◆ **TASK DESCRIPTION**
Nothing but the lines from the one containing "Parse this screenshot: output" through the end of the data should be output, each reproduced exactly.

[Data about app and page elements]

:::

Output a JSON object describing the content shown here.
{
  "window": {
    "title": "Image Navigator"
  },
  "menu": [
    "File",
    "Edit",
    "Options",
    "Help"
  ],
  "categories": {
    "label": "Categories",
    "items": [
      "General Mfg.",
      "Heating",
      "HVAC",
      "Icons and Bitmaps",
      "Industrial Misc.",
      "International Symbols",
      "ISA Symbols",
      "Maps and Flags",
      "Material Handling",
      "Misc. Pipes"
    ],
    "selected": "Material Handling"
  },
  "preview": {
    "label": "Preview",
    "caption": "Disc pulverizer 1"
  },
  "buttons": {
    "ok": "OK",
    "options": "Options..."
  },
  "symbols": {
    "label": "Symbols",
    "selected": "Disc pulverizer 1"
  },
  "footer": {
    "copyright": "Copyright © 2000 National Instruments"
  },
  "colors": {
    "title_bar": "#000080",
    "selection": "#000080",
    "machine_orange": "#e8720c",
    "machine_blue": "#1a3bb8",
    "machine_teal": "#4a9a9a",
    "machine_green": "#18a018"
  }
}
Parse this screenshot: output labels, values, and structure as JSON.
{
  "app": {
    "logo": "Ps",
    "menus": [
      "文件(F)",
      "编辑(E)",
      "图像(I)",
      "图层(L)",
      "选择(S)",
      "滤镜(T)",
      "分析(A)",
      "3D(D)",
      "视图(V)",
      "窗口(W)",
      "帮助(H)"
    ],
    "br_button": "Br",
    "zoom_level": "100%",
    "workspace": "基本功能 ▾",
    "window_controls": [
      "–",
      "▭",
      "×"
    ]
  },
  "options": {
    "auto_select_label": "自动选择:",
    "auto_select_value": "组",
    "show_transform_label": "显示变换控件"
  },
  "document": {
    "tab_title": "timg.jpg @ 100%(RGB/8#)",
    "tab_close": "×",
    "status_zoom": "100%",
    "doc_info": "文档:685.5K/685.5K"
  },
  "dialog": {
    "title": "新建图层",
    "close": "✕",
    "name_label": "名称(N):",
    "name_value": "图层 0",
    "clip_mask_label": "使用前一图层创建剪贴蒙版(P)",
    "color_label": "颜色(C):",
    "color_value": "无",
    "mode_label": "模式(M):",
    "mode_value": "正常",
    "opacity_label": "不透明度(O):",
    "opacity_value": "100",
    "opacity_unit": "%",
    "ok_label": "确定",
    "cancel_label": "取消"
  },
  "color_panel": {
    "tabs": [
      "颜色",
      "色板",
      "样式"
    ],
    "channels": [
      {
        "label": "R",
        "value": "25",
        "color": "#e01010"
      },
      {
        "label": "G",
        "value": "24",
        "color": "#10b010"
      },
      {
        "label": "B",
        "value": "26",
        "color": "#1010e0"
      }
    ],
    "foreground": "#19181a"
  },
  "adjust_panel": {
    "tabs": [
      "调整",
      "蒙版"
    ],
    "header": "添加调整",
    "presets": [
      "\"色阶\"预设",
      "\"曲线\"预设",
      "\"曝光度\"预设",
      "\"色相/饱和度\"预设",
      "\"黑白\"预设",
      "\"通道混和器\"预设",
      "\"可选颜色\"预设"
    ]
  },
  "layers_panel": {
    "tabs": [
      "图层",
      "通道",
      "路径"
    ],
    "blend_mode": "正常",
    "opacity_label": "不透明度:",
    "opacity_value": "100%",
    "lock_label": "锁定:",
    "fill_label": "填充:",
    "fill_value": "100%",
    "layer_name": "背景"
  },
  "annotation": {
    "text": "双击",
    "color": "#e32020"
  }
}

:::

◆ **RESULT BELOW**
Parse this screenshot: output labels, values, and structure as JSON.
{
  "app": {
    "logo": "Ps",
    "menus": [
      "文件(F)",
      "编辑(E)",
      "图像(I)",
      "图层(L)",
      "选择(S)",
      "滤镜(T)",
      "分析(A)",
      "3D(D)",
      "视图(V)",
      "窗口(W)",
      "帮助(H)"
    ],
    "br_button": "Br",
    "zoom_level": "100%",
    "workspace": "基本功能 ▾",
    "window_controls": [
      "–",
      "▭",
      "×"
    ]
  },
  "options": {
    "auto_select_label": "自动选择:",
    "auto_select_value": "组",
    "show_transform_label": "显示变换控件"
  },
  "document": {
    "tab_title": "timg.jpg @ 100%(RGB/8#)",
    "tab_close": "×",
    "status_zoom": "100%",
    "doc_info": "文档:685.5K/685.5K"
  },
  "dialog": {
    "title": "新建图层",
    "close": "✕",
    "name_label": "名称(N):",
    "name_value": "图层 0",
    "clip_mask_label": "使用前一图层创建剪贴蒙版(P)",
    "color_label": "颜色(C):",
    "color_value": "无",
    "mode_label": "模式(M):",
    "mode_value": "正常",
    "opacity_label": "不透明度(O):",
    "opacity_value": "100",
    "opacity_unit": "%",
    "ok_label": "确定",
    "cancel_label": "取消"
  },
  "color_panel": {
    "tabs": [
      "颜色",
      "色板",
      "样式"
    ],
    "channels": [
      {
        "label": "R",
        "value": "25",
        "color": "#e01010"
      },
      {
        "label": "G",
        "value": "24",
        "color": "#10b010"
      },
      {
        "label": "B",
        "value": "26",
        "color": "#1010e0"
      }
    ],
    "foreground": "#19181a"
  },
  "adjust_panel": {
    "tabs": [
      "调整",
      "蒙版"
    ],
    "header": "添加调整",
    "presets": [
      "\"色阶\"预设",
      "\"曲线\"预设",
      "\"曝光度\"预设",
      "\"色相/饱和度\"预设",
      "\"黑白\"预设",
      "\"通道混和器\"预设",
      "\"可选颜色\"预设"
    ]
  },
  "layers_panel": {
    "tabs": [
      "图层",
      "通道",
      "路径"
    ],
    "blend_mode": "正常",
    "opacity_label": "不透明度:",
    "opacity_value": "100%",
    "lock_label": "锁定:",
    "fill_label": "填充:",
    "fill_value": "100%",
    "layer_name": "背景"
  },
  "annotation": {
    "text": "双击",
    "color": "#e32020"
  }
}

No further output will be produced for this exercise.